Sir Norman Foster's architecture firm, in conjunction with the Beijing Institute of Architectural Design and Research, recently finished the dazzling, ultra-modern Terminal 3 at the Beijing Capital International Airport. This structure certainly amazes and comforts weary travelers. Over the past 35 years, Foster, an English architect who promotes a "green agenda," has incorporated innovation with social responsibility, designing unusual museums, banks, airports, bridges, apartment buildings-and even a pyramid structure in Kazakhstan. His ideas have dramatically changed the character of cities around the world; Beijing is no exception.
Foster has a common philosophy that connects all of his work: He's interested in being socially responsive and making use of natural resources. He's taken on massive projects such as Terminal 3 and created the world's most advanced airport. Ever since the new terminal opened on March 26, 2008, it has awed Chinese and foreigners alike. Shaped like a dragon, the entire space has an aerodynamic feel that celebrates both the joy of flight and bequeaths a Chinese sense of place by utilizing traditional Chinese colors and symbols.
But Beijing holds many layers of Chinese structures that visitors walk by without ever realizing their significance to Chinese culture. In fact, Beijing has undergone many names and transformations ever since the Mongols established the Yuan Dynasty in 1271-with "Dadu" as their capital. The Mongol emperor Kublai Khan created the city plan by placing four gates to guard the four directions leading into his royal residence. When Ming troops overran it in 1368, they renamed the city Beiping (northern peace), keeping Nanjing (south capital) as their capital while building walls, reconstructing palace buildings and gardens in Beiping. In 1421 Beiping became Beijing-the northern Ming capital. Later, rulers of the Manchu's Qing Dynasty (1644-1911) added extensive gardens and the Summer Palace. After 1949, Chairman Mao Zedong altered the ancient architectural fabric of Beijing. Tiananmen Square is his creation. Under Mao's leadership, workers demolished almost all of the city's ancient walls and some centuries-old buildings, replacing them with massive structures such as the Great Hall of the People and the Museum of Chinese History.
In recent years even more demolition has taken place. Old hutongs (alleyway neighborhoods) have been torn down to give way to high rises. "I've lived in Beijing all my life," wheezed Mr. Wu, a frail grandfather tottering on a cane in Sanlitun, Beijing's bar district. "Everything's being torn down and rebuilt; I can't recognize some of my old haunts. Why are we doing this wholesale destruction? It's like a modern revolution."

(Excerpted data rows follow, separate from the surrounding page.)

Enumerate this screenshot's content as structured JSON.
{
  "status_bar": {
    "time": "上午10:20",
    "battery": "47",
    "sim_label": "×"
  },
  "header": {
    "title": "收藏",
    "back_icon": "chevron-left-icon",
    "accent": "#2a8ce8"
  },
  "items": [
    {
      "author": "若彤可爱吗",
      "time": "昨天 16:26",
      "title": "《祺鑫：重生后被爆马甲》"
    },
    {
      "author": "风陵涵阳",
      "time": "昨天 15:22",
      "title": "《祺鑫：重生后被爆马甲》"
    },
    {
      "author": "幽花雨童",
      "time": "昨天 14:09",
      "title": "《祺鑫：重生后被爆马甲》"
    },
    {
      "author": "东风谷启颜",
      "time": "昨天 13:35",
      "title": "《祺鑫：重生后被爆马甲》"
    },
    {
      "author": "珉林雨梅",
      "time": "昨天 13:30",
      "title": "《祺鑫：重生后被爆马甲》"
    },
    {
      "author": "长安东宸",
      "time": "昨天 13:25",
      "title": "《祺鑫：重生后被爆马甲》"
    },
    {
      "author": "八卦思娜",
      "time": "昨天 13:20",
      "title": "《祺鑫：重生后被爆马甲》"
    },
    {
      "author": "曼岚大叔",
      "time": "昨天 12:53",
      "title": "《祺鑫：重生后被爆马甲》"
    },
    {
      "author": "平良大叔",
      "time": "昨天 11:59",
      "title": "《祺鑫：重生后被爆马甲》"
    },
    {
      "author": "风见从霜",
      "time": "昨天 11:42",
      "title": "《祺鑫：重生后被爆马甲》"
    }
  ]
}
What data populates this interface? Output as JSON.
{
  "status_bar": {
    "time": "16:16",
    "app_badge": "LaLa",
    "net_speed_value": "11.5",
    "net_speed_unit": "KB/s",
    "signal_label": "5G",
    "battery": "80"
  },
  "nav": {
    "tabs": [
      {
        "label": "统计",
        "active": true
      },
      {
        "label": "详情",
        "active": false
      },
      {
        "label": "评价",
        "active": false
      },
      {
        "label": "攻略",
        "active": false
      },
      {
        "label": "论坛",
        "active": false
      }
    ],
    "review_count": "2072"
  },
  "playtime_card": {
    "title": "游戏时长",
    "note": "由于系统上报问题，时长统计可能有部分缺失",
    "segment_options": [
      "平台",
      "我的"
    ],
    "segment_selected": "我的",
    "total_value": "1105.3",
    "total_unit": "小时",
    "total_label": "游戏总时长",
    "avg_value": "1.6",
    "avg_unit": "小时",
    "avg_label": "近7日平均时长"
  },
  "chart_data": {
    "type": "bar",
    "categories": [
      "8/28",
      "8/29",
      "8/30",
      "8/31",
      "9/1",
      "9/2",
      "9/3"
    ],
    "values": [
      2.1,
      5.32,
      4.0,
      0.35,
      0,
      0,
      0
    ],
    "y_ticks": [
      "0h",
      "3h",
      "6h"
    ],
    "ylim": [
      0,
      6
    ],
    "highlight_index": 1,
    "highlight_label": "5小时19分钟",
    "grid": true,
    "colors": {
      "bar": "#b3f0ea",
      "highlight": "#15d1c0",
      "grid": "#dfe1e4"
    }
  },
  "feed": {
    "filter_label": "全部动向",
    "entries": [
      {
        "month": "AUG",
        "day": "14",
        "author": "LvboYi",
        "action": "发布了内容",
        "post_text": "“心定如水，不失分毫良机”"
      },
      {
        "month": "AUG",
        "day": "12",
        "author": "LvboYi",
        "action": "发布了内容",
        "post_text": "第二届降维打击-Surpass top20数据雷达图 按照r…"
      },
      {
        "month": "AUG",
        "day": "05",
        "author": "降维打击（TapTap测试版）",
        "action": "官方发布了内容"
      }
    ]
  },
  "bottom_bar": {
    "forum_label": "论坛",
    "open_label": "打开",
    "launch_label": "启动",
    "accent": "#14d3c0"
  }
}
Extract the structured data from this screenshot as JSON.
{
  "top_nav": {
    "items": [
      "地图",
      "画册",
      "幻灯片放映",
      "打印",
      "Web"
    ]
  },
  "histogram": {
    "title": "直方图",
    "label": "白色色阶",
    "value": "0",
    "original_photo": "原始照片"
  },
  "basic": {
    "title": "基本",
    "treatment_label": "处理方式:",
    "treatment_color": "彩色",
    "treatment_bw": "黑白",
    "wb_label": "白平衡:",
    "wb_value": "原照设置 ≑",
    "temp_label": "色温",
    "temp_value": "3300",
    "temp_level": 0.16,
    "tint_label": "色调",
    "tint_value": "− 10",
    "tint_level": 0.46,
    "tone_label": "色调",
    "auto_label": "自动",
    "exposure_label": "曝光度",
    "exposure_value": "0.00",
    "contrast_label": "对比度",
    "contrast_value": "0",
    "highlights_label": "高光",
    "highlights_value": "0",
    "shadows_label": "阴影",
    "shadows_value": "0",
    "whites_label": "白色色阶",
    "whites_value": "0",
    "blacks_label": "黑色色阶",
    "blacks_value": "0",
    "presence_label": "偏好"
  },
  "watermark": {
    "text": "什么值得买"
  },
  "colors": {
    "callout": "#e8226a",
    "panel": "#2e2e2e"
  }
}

Underground Beijing is also changing fast. Just as the Olympics gave Athens 2004 reason to end unsightly urban sprawl, the Beijing Olympics has benefited locals by implementing a rash of new subway stops and extensions. A line that goes directly to the airport opened in July. "It's magnificent, all this renovation. The city is really changing, upgrading and looking good," said Keithas Stockland, an English consultant for Chinese airlines who has lived and worked in Beijing for almost 10 years.
"We want tourists to see Beijing shine, not look at poor people and see shameful living conditions," said a young Beijinger who identified herself as Kitty. "And an amazing transformation is going on here. I don't go to trashy TV karaoke bars anymore: I go to classy clubs like LAN or Studio 8." She patted her expensive hairdo carefully and then entered a newly opened subway station.
In general, Beijing's younger generation welcomes all these alterations and many foreigners accept them without knowing anything about the city's history. Perhaps only traces of old Beijing may remain, for example, pairs of stone lions standing guard in front of the gates of palace halls and old government buildings. How many know that the male playing with his ball symbolizes national unity, while the cub below the female represents fecundity for the people of China? Who takes note of those huge old red doors with golden studs? Who knows that the ones on the Gates of the Forbidden City are brass and plated with gold? Gates used by emperors are patterned with 9 x 9 studs-nine symbolizing the emperor's supremacy. Ancient palaces usually had nine courtyards. That glazed screen wall (yingbi) north of the lake in Beijing's Beihai Park has nine imperial dragons carved on it. Such ancient walls date back more than 3,000 years because only royals and nobles and religious temples could construct them.
Will all this architecture and history be brushed aside as Beijing evolves and keeps doing extreme makeovers? Certainly the city's modern skyscrapers and edifices are remarkable and eye-catching; certainly China's green agenda promotes environmental sustainability. But Chinese culture, especially ancient Chinese architecture, displays an entrancing aesthetic well worth preserving for local and visitor alike.
The author is an American livng and working in Beijing